Search TagX on Google View all posts tagged as Tagx Find TagX related info in WikiPedia The Boston Globe‘s Joe Keohane raises some interesting–dare I call them–facts about facts. In short, he says, researchers have found that our brains are a threat to democracy: It’s one of the great assumptions underlying modern democracy that an […]

The First Principle, Lincoln and the Apple of Gold

Hadley Arkes at the Catholic Thing writes— post Independence Day–that the Declaration of Independence, not the Constitution that followed it–is the real basis for American democracy. His starting point is a speech made by Michael Mukasey, Attorney General under George W. Bush. Arkes says: And so, in a moving speech on Memorial Day, that remarkable […]

Free Will Under Attack

Dr. Helen asks: Have you noticed an uptick in studies that seem to say you have no or little free will? There does seem to be some evidence that there is. A July article in Time, for instance, featured the work of psychologists Ruud Custers of Utrecht University in the Netherlands and John Bargh of […]

You Can’t Teach What You Don’t Know

I couldn’t bring myself to post this yesterday. Here’s Jay Leno asking the man-woman-child-and-college-professor on the street exactly what it is that we celebrate on the 4th of July. It’s pretty depressing stuff. And where does that college professor teach? A few observations: The narrowing of the curriculum under No Child Left Behind (an unintended […]

Happy Birthday to the Boy Scouts of America!

Adam Brodsky at the New York Post reminds us why we celebrate the Boy Scouts. It’s an organization that teaches boys qualities that are not only valuable in themselves but are essential for American citizens: …self-reliance, leadership, a sense of duty toward others — that is, a personal obligation to act with integrity and treat […]

DeTocqueville Quote of the Day

Democracy extends the sphere of individual freedom, socialism restricts it. Democracy attaches all possible value to each man; socialism makes each man a mere agent, a mere number. Democracy and socialism have nothing in common but one word: equality. But notice the difference: while democracy seeks equality in liberty, socialism seeks equality in restraint and […]

When a Parent Complains

In the tug-of-war of education decision-making, it’s instructive to see the effect of parents’ complaints. Sometimes one complaint is enough to change a school’s policy. Sometimes the voices of many parents don’t have much of an effect. Here one parent’s complaint was enough to remove “in the year of our Lord” from high school diplomas. […]

Education, the Oil Spill and Subsidiarity
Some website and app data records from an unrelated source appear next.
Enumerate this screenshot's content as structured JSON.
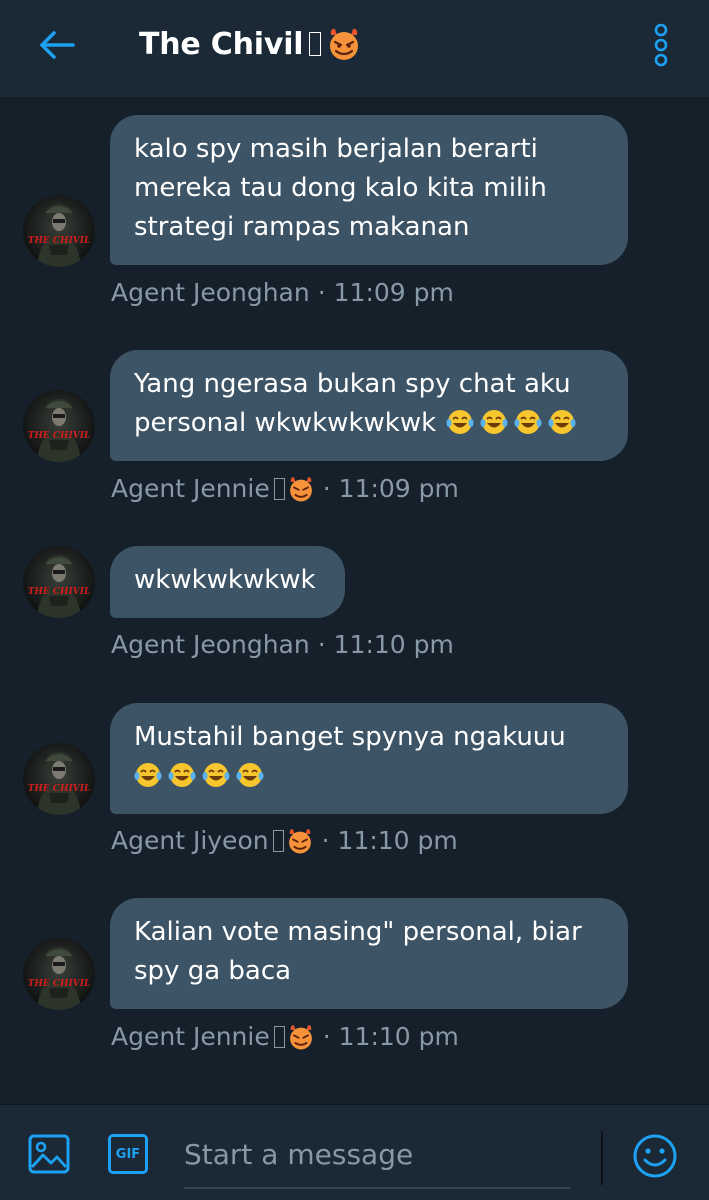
{
  "header": {
    "title": "The Chivil",
    "back_icon": "arrow-left-icon",
    "menu_icon": "vertical-dots-icon",
    "accent_color": "#1da1f2"
  },
  "messages": [
    {
      "text": "kalo spy masih berjalan berarti mereka tau dong kalo kita milih strategi rampas makanan",
      "sender": "Agent Jeonghan",
      "time": "11:09 pm"
    },
    {
      "text": "Yang ngerasa bukan spy chat aku personal wkwkwkwkwk",
      "sender": "Agent Jennie",
      "time": "11:09 pm",
      "emoji": "face-with-tears-of-joy x4"
    },
    {
      "text": "wkwkwkwkwk",
      "sender": "Agent Jeonghan",
      "time": "11:10 pm"
    },
    {
      "text": "Mustahil banget spynya ngakuuu",
      "sender": "Agent Jiyeon",
      "time": "11:10 pm",
      "emoji": "face-with-tears-of-joy x4"
    },
    {
      "text": "Kalian vote masing\" personal, biar spy ga baca",
      "sender": "Agent Jennie",
      "time": "11:10 pm"
    }
  ],
  "meta_separator": "·",
  "composer": {
    "placeholder": "Start a message",
    "image_icon": "image-icon",
    "gif_label": "GIF",
    "emoji_icon": "smiley-icon"
  }
}
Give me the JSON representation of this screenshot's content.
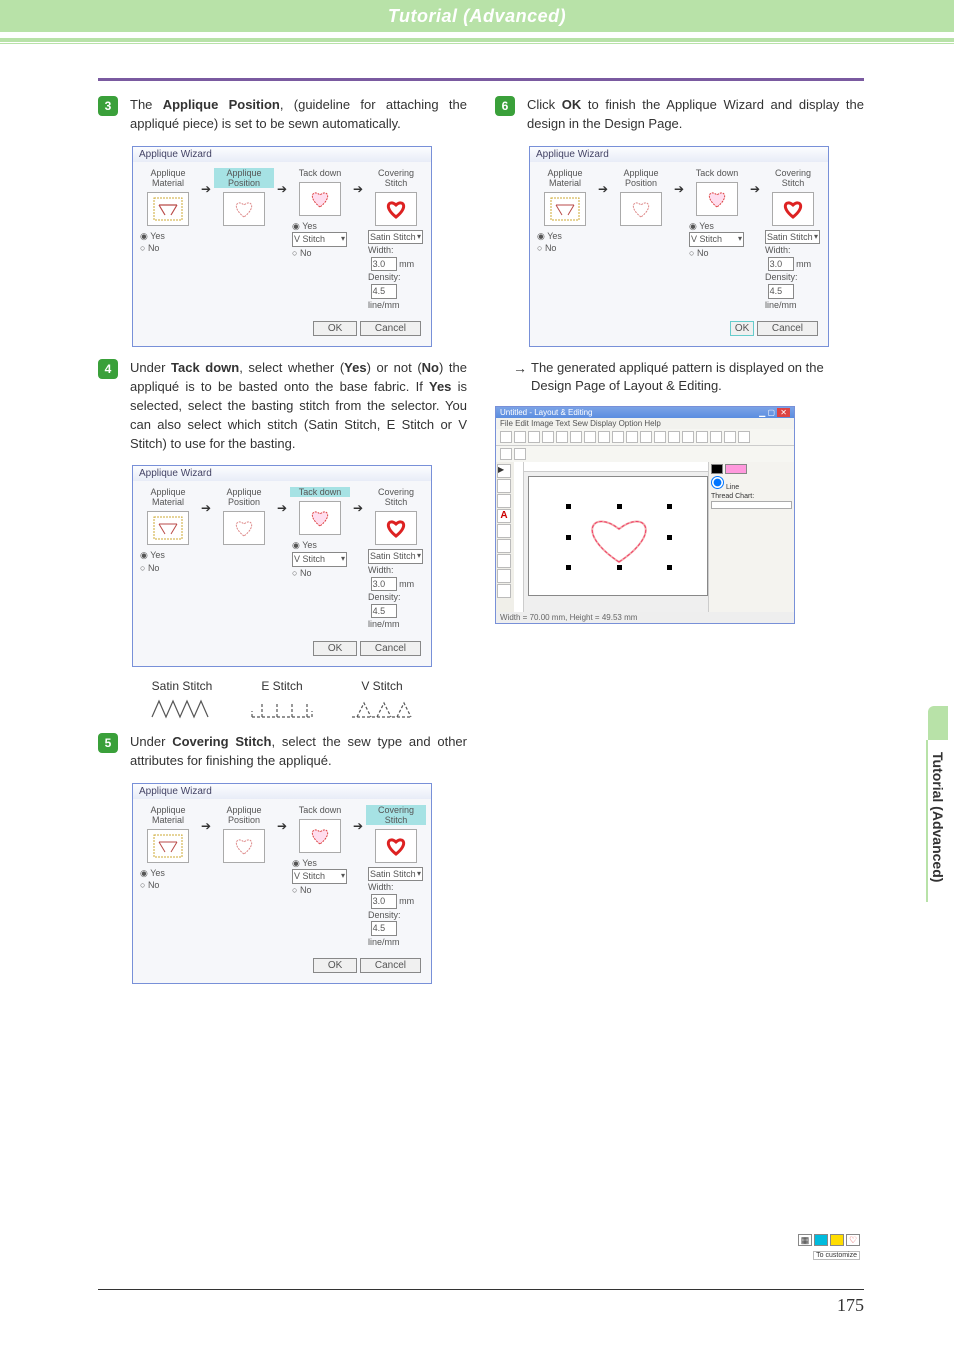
{
  "header": {
    "title": "Tutorial (Advanced)"
  },
  "side_tab": "Tutorial (Advanced)",
  "page_number": "175",
  "steps": {
    "s3": {
      "num": "3",
      "text_a": "The ",
      "bold_a": "Applique Position",
      "text_b": ", (guideline for attaching the appliqué piece) is set to be sewn automatically."
    },
    "s4": {
      "num": "4",
      "text_a": "Under ",
      "bold_a": "Tack down",
      "text_b": ", select whether (",
      "bold_b": "Yes",
      "text_c": ") or not (",
      "bold_c": "No",
      "text_d": ") the appliqué is to be basted onto the base fabric. If ",
      "bold_d": "Yes",
      "text_e": " is selected, select the basting stitch from the selector. You can also select which stitch (Satin Stitch, E Stitch or V Stitch) to use for the basting."
    },
    "s5": {
      "num": "5",
      "text_a": "Under ",
      "bold_a": "Covering Stitch",
      "text_b": ", select the sew type and other attributes for finishing the appliqué."
    },
    "s6": {
      "num": "6",
      "text_a": "Click ",
      "bold_a": "OK",
      "text_b": " to finish the Applique Wizard and display the design in the Design Page."
    }
  },
  "stitch_labels": {
    "satin": "Satin Stitch",
    "e": "E Stitch",
    "v": "V Stitch"
  },
  "note_after_6": {
    "arrow": "→",
    "text": "The generated appliqué pattern is displayed on the Design Page of Layout & Editing."
  },
  "wizard": {
    "title": "Applique Wizard",
    "col1": "Applique Material",
    "col2": "Applique Position",
    "col3": "Tack down",
    "col4": "Covering Stitch",
    "yes": "Yes",
    "no": "No",
    "vstitch": "V Stitch",
    "satin_stitch": "Satin Stitch",
    "width_lbl": "Width:",
    "width_val": "3.0",
    "mm": "mm",
    "density_lbl": "Density:",
    "density_val": "4.5",
    "lmm": "line/mm",
    "ok": "OK",
    "cancel": "Cancel"
  },
  "app": {
    "title": "Untitled - Layout & Editing",
    "menus": "File  Edit  Image  Text  Sew  Display  Option  Help",
    "status": "Width = 70.00 mm, Height = 49.53 mm",
    "tab": "To customize",
    "line_lbl": "Line",
    "thread_lbl": "Thread Chart:"
  }
}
Reading the David Brooks op ed description of the oil clean-up fiasco in the Gulf, I couldn’t help thinking about education. Apply this quote about the clean up to the growing federal role in education, whether it’s Race to the Top, a national curriculum or No Child Left Behind (though I still think NCLB had […]

Can the Moral Life Survive Democracy?

Kenneth Minogue, Australian political theorist and Emeritus Professor of Political Science at the London School of Economics, asks whether our current understanding of the meaning of democracy leads to servility and to the diminishment of our moral life. In the June issue of The New Criterion, Minogue talks about our relationship to those we’ve elected […]

A New Nation, a New Idea: Personal Responsibility

Mark Riebling at City Journal has an amazing piece about the uniqueness of American thought. As he explains, the word “responsibility” and the phrase “personal responsibility” did not enter written English until the Constitutional Convention in 1787. Of course, the Framers did not pioneer the concept of man as a personally responsible agent. That notion, […]